Collected data entries:
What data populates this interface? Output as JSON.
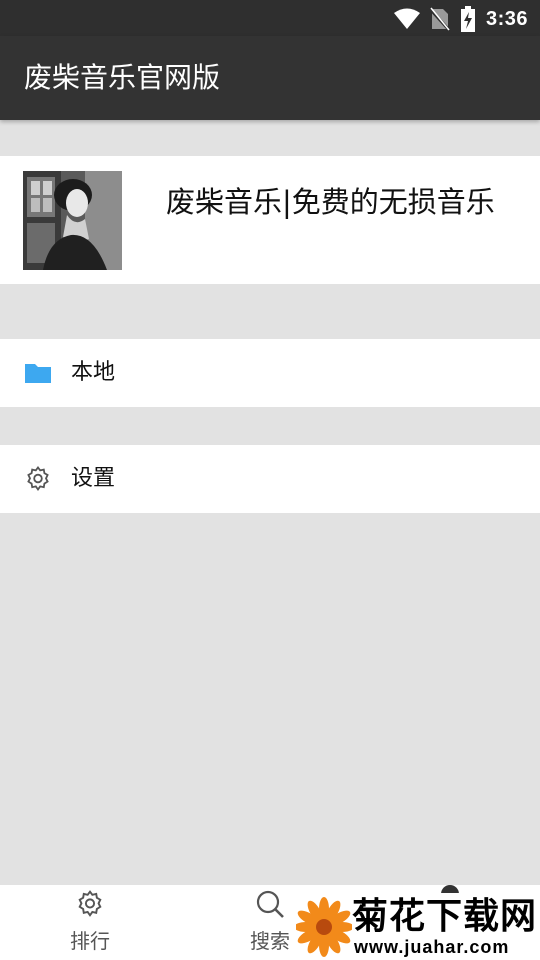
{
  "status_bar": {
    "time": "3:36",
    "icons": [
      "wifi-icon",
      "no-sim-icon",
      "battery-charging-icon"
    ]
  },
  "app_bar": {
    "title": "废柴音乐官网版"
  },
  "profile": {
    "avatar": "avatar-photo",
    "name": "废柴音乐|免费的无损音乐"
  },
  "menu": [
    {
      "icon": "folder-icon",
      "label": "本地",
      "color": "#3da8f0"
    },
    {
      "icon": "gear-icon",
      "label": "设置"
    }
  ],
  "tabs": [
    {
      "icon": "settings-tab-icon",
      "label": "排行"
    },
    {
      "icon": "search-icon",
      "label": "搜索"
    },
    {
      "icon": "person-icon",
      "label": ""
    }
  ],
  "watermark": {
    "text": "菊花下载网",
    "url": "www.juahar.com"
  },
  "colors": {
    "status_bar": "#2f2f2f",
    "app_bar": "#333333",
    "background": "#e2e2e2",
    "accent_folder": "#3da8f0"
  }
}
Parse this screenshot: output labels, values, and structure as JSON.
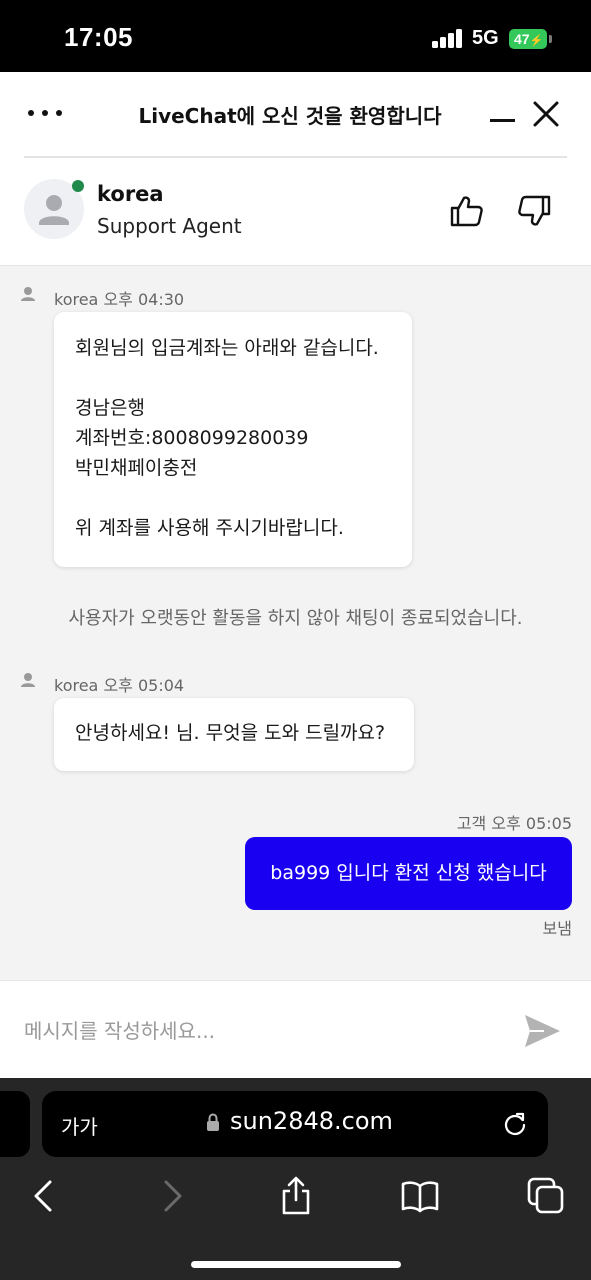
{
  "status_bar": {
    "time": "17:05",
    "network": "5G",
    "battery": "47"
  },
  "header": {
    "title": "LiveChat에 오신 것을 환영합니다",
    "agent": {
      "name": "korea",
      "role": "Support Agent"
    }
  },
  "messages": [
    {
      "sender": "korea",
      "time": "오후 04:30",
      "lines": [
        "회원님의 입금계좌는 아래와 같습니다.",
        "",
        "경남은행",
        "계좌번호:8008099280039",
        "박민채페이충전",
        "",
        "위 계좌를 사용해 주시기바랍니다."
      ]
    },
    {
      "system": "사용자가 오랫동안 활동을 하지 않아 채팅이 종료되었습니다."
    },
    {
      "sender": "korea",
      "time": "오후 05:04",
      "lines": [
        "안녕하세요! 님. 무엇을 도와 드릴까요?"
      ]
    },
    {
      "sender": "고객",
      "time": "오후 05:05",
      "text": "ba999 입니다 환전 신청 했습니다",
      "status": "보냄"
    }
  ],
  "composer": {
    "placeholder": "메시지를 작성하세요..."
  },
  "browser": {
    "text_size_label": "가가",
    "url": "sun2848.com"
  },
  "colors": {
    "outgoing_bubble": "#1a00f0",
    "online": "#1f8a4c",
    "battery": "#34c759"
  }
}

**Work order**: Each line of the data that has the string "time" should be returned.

**Expected answer**:
    "time": "3:36",
    "time": "17:05",
      "time": "오후 04:30",
      "time": "오후 05:04",
      "time": "오후 05:05",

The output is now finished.